All of Classical Carpet's
patterns are inspired by what are called by scholars and
collectors the "classical" Anatolian carpets, those carpets
dating from the 13th through the 17th centuries, produced in the
area known today as Turkey, in both court and commercial
workshops, for domestic use as well as for export, that were
made in such quantities, obviously in response to a great
demand, that they developed into “types”, that are clearly
distinguished, and recognized, so to a great extent, even though
these are anonymous craft artifacts, we can trace the actual
genesis of the individual designs over time, as well as their
relationship to each other.
Like classical music, or

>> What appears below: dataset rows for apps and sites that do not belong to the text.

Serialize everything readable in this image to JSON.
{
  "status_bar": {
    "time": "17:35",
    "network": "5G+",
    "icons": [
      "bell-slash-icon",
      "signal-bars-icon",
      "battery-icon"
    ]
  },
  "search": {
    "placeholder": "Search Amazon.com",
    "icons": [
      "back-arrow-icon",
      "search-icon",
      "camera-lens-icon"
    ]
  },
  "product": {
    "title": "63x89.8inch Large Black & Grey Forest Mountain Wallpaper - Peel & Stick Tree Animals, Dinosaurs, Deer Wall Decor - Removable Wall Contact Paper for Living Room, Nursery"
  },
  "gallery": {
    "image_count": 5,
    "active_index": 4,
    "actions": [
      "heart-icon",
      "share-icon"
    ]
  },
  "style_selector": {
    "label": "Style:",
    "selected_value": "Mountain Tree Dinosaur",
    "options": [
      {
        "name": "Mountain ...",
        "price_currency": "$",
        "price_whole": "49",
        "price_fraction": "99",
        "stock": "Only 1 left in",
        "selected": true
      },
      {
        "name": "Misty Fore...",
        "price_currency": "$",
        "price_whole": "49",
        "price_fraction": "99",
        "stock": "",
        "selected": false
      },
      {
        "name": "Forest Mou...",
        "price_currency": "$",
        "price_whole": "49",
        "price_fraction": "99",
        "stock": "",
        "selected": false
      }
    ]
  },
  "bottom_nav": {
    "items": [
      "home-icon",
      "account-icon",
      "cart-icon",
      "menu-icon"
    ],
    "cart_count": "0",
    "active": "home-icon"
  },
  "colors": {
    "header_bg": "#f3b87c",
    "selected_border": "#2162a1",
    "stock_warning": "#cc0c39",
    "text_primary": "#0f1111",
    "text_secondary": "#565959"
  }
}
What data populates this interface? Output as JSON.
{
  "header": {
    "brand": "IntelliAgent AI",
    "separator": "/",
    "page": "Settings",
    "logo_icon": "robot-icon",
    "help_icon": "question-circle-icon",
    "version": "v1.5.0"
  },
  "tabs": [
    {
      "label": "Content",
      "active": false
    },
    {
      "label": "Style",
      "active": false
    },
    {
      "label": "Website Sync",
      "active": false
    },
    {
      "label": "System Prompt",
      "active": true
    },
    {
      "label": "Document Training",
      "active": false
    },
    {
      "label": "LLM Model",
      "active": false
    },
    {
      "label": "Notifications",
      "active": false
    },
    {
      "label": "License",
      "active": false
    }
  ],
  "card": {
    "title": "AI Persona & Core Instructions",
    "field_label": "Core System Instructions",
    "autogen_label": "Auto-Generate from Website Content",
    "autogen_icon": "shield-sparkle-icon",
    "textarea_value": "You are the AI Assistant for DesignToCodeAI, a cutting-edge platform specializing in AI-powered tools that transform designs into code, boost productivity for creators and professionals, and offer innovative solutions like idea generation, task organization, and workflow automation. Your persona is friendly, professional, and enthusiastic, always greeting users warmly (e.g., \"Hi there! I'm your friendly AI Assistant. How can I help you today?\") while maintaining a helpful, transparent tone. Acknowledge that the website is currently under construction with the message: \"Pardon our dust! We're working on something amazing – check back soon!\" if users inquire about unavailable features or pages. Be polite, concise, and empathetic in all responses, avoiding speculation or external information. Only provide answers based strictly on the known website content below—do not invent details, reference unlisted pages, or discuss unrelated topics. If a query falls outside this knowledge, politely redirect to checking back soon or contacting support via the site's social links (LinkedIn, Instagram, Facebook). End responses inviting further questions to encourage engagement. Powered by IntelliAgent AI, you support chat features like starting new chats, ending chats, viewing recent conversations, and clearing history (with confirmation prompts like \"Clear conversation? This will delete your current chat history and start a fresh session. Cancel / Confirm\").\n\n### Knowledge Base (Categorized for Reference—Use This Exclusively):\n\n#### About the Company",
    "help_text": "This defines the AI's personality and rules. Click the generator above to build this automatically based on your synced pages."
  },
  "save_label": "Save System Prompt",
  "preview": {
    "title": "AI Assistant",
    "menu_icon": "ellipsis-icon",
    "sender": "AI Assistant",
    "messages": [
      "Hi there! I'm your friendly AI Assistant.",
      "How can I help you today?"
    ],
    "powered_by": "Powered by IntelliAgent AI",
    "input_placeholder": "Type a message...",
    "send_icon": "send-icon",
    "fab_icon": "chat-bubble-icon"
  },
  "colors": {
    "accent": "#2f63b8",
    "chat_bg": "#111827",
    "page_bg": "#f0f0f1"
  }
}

classical architecture, these designs are held up as emblematic,
as amongst the highest manifestation of this craft, one that has
rarely been equaled.
An esopecially noteworthy
aspect of these designs is that they are a central part of a fantastic
global, cross cultural exchange, as when these rugs were first
discovered in the West, brought back to Europe by the Venetian
and Portuguese traders, they were documented by some of the
great Renaissance painters, including in Italy by Lotto, Ghirlandaio, Bellini, Crivelli and Tintoretto, and in Northern
Europe by Holbein, Memling, Vermeer, and many others. One of
the critical ways we have of tracing the history and development
of these patterns is through their depiction in these
old master paintings.
A significant thing about this
cultural exchange is that is not just across political and
ethnic lines, but across religions as well. These particular
carpets served as venerated objects used by several of the
world’s great spiritual traditions, all with an important role
in their creation and dissemination.